Cisco’s Talos experts believe that attackers used either social engineering techniques, such as a fake tech support-style call or gaining in some way a physical access to the targeted devices.
The threat actors behind this campaign used the BOptions sideloading technique to inject malicious code to legitimate apps, including the messaging apps WhatsApp and Telegram that were then deployed through the MDM service onto the 13 targeted devices in India.
The BOptions sideloading technique allowed the attacker to inject a dynamic library in the application that implements spyware capabilities. The malicious code allows that attacker of collecting and exfiltrating information from the targeted device, including the phone number, serial number, location, contacts, user’s photos, SMS and Telegram and WhatsApp chat messages.
It is still a mystery how attackers tricked victims into installing a certificate authority on the iPhone and how they added the 13 targeted iPhones into their rogue MDM service.
Exfiltrated data and information about the compromised devices were sent to a remote server located at hxxp[:]//techwach[.]com
Among the tainted apps used by the attackers, there was also PrayTime, an application that notifies users when it is time to pray.
“Talos identified another legitimate app executing malicious code during this campaign in India. PrayTime is used to give the user a notification when it’s time to pray,” continues the analysis.
“The purpose is to download and display specific ads to the user. This app also leverages private frameworks to read the SMS messages on the device it is installed on and uploads these to the C2 server.”
Talos was not able to attribute the attack to a specific actor either which are its motivations, they were only able to find evidence suggesting the attackers were operating from India. Experts noticed that attackers planted a “false flag” by posing as a Russian threat actor.
“The certificate was issued in September 2017 and contains an email address located in Russia. Our investigation suggests that the attacker is not based out of Russia.
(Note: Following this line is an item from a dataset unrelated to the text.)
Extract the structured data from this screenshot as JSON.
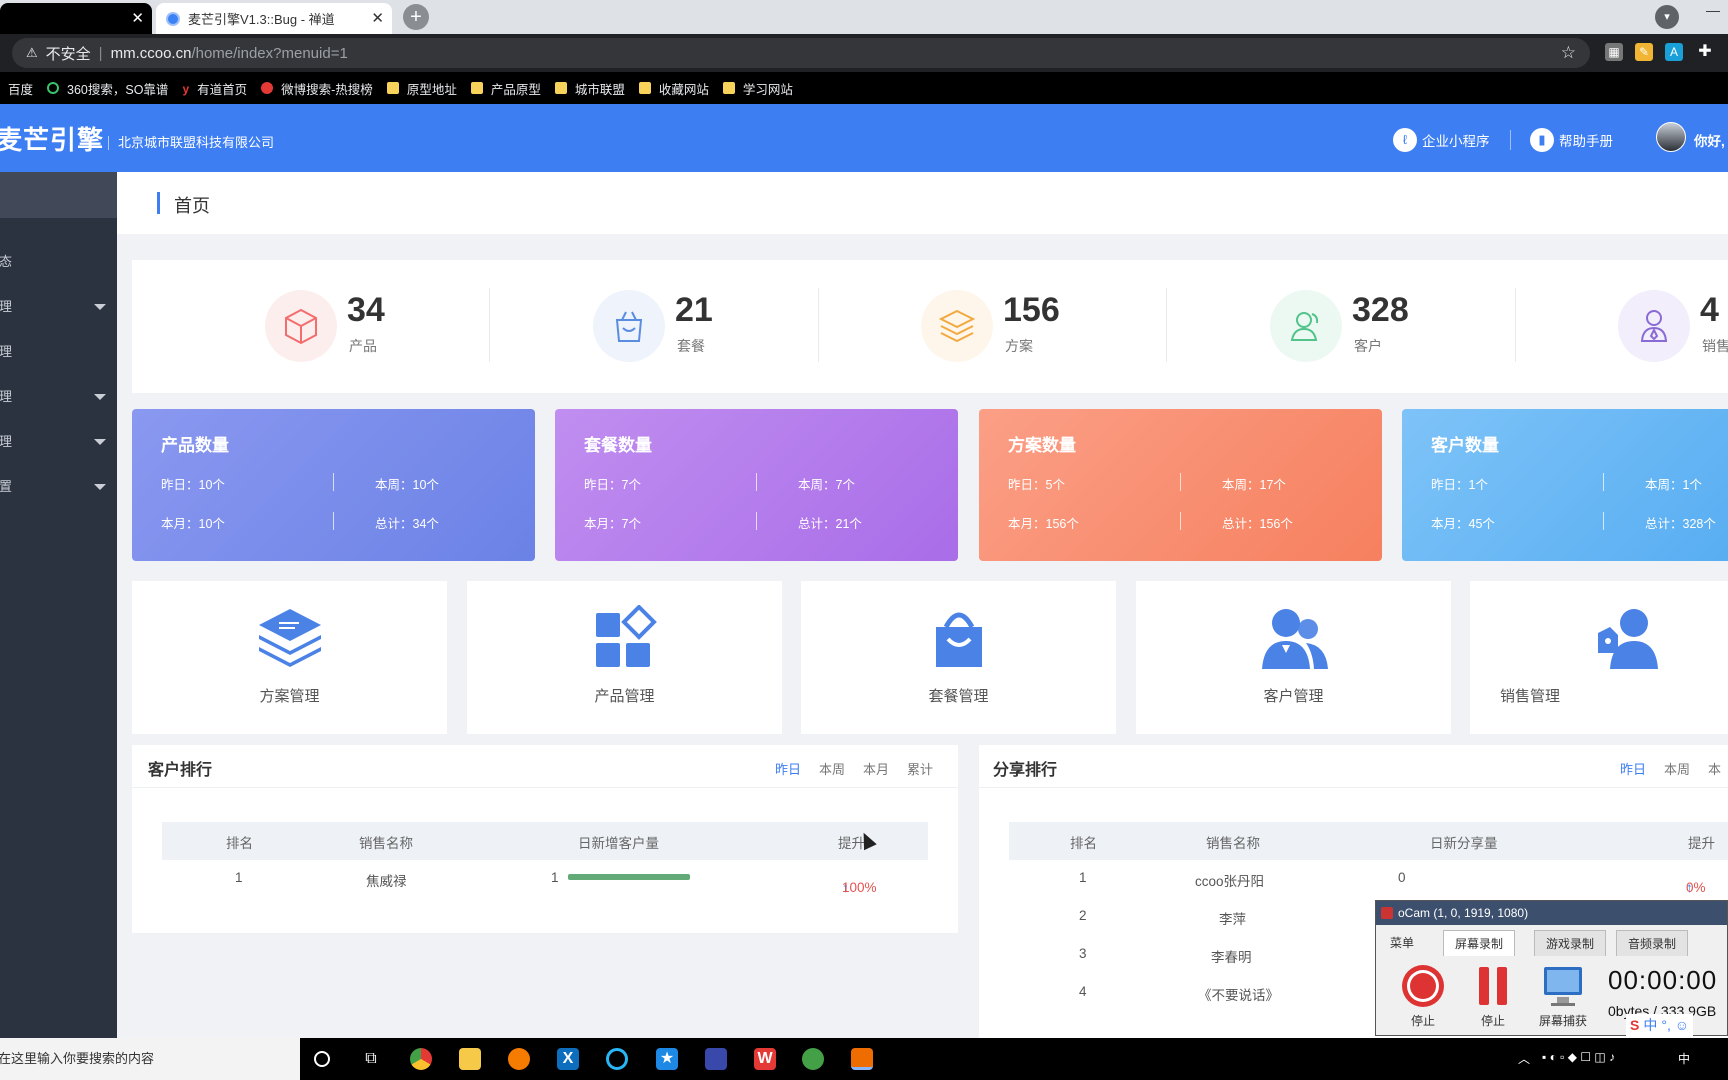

We assume this is a false flag to point researchers toward the idea of a “classical Russian hacker.” False flags are becoming more common in malware, both sophisticated and simple. It’s an attempt to muddy the waters for the analysts/researchers to direct blame elsewhere.” continues the analysis.
Talos shared its findings with Apple that quickly revoked 3 certificates used in this campaign.
Further details, including IoCs are reported in the analysis shared by Talos.